The last-minute deal to raise the debt limit averted a U.S. default, but it risks making brinkmanship over federal borrowing a seasonal event as lawmakers wage fiscal war in Washington. The agreement now awaits President Joe Biden's signature just before a June 5 default deadline, capping weeks of bitter negotiations that strained Treasury markets.

It will cost taxpayers as investors absorb a new normal.

The United States has had an extraordinary ability to borrow at low cost because global financial markets treat Treasury securities as the benchmark for risk-free debt. Yet at points in May, in the heat of the negotiations, investors demanded yields surpassing 7 percent on Treasury bills maturing around the projected default date, treating them as similar to junk debt.

Complete your profile to continue reading and get FREE access to Treasury & Risk, part of your ALM digital membership.

  • Critical Treasury & Risk information including in-depth analysis of treasury and finance best practices, case studies with corporate innovators, informative newsletters, educational webcasts and videos, and resources from industry leaders.
  • Exclusive discounts on ALM and Treasury & Risk events.
  • Access to other award-winning ALM websites including and

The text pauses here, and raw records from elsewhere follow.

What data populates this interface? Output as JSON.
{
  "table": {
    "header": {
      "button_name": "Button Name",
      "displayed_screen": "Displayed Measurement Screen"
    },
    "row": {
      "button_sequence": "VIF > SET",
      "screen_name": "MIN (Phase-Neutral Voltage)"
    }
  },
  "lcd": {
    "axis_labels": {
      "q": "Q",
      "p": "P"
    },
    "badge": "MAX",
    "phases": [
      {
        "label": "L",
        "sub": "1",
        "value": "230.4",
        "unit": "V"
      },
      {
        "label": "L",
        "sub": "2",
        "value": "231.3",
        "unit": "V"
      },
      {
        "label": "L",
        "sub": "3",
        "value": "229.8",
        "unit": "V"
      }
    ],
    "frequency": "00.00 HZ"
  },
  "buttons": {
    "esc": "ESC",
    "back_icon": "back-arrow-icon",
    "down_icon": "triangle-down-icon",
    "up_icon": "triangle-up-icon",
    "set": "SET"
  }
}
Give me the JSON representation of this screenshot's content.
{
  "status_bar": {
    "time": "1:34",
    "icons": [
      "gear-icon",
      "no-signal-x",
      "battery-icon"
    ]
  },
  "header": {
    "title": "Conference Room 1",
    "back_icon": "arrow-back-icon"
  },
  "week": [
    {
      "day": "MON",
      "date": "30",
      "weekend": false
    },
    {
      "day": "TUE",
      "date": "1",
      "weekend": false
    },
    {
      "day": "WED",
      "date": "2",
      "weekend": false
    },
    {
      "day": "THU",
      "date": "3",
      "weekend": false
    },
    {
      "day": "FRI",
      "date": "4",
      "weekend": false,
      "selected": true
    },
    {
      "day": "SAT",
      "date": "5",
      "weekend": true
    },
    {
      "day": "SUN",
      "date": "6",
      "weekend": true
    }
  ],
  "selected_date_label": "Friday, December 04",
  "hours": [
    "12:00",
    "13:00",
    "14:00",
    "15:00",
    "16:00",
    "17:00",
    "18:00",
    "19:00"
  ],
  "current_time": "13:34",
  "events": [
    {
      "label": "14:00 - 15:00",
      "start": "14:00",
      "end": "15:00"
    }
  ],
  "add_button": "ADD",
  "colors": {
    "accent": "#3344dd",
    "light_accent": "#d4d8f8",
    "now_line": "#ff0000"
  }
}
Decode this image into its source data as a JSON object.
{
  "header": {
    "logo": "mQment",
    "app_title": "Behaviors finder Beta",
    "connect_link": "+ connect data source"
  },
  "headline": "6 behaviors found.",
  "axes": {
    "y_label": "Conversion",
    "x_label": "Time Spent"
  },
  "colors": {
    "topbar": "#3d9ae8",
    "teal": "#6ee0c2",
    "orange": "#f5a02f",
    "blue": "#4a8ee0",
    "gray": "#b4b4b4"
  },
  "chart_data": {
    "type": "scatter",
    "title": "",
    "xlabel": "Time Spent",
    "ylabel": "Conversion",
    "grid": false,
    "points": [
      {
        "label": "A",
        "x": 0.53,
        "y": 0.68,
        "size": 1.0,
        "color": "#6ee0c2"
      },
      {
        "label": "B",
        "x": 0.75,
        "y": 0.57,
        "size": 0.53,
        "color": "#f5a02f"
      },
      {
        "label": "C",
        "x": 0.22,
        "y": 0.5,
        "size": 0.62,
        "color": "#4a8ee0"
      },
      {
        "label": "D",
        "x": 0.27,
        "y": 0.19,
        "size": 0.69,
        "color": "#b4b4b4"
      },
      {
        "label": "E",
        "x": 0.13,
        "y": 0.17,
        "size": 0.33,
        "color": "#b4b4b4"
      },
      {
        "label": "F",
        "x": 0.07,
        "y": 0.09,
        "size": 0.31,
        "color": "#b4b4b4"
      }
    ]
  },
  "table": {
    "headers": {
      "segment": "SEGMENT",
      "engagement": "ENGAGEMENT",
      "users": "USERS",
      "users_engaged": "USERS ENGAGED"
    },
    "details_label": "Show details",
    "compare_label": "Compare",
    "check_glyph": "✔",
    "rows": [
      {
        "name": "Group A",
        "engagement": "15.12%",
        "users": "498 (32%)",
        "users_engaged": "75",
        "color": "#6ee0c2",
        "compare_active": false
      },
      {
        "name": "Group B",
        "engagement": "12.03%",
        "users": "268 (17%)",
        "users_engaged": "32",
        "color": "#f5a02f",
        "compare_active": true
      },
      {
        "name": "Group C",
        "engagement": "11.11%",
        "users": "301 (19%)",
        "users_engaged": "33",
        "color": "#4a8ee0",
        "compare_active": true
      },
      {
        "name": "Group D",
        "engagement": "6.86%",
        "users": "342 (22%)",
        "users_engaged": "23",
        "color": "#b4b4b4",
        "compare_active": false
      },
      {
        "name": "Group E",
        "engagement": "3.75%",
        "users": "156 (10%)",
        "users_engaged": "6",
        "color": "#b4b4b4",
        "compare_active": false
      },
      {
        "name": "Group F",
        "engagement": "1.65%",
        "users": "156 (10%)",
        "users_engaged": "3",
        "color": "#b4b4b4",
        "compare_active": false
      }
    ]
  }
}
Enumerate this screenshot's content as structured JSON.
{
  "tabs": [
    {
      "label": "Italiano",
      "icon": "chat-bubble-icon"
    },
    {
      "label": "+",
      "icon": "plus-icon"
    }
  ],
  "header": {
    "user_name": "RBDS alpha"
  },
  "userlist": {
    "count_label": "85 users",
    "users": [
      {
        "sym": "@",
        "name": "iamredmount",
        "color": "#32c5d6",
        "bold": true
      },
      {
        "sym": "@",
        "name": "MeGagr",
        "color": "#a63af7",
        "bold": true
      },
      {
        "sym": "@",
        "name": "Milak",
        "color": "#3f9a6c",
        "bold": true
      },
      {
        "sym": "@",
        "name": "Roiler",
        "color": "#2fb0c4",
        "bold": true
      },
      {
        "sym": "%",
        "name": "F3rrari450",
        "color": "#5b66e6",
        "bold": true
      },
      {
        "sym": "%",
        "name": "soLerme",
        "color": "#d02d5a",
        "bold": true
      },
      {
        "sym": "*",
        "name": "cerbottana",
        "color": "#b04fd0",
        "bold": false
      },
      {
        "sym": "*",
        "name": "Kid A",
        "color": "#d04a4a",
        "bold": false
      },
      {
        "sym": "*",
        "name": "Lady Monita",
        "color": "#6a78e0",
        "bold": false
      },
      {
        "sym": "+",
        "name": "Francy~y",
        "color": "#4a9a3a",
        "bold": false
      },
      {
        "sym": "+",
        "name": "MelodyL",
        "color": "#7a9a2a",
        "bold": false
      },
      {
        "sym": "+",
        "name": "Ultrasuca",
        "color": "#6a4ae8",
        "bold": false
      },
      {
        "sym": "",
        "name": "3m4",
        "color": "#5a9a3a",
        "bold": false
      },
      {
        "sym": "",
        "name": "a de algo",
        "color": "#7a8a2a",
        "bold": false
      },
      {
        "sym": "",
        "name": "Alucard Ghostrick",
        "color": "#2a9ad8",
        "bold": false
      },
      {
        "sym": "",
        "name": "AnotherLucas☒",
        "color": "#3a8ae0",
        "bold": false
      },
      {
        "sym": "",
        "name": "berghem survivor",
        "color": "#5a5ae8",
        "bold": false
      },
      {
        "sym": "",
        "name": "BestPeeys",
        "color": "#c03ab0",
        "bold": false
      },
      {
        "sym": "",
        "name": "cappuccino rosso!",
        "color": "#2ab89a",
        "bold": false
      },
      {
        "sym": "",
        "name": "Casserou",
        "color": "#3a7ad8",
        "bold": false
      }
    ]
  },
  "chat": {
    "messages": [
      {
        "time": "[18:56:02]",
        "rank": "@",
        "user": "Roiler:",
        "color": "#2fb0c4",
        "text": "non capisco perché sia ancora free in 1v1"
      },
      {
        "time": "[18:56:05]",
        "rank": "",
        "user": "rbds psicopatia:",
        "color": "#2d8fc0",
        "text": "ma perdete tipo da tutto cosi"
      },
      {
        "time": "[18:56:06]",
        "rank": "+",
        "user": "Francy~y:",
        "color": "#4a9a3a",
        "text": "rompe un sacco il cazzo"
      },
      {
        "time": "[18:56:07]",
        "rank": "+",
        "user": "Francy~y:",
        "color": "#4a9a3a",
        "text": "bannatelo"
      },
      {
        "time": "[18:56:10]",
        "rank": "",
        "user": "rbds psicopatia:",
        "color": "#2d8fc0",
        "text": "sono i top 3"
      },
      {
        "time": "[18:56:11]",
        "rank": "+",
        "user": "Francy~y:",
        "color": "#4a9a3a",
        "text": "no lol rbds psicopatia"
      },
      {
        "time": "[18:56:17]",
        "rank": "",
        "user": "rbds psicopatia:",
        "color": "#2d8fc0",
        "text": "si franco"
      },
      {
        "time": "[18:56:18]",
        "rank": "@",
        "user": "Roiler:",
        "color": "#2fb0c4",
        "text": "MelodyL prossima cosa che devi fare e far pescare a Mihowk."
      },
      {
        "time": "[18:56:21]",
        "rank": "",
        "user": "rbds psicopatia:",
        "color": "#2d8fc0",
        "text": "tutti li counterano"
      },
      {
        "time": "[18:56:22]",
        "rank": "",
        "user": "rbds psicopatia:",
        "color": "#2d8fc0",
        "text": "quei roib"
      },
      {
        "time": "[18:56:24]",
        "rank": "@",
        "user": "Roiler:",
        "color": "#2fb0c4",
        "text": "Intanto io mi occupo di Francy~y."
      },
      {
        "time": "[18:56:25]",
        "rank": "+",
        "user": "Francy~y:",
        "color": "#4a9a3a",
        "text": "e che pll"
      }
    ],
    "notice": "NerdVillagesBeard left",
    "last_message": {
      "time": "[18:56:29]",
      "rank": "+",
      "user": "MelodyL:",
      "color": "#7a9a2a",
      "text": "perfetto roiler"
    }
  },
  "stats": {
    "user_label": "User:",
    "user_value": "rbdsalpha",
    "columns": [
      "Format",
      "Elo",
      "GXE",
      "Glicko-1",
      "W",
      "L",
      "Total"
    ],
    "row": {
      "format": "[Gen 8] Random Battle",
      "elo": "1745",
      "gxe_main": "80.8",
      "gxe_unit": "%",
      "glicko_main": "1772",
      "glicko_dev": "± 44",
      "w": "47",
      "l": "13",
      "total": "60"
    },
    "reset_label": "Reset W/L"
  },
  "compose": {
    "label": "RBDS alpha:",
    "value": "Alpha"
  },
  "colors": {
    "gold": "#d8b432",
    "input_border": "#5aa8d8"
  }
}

© 2024 ALM Global, LLC, All Rights Reserved. Request academic re-use from All other uses, submit a request to [email protected]. For more information visit Asset & Logo Licensing.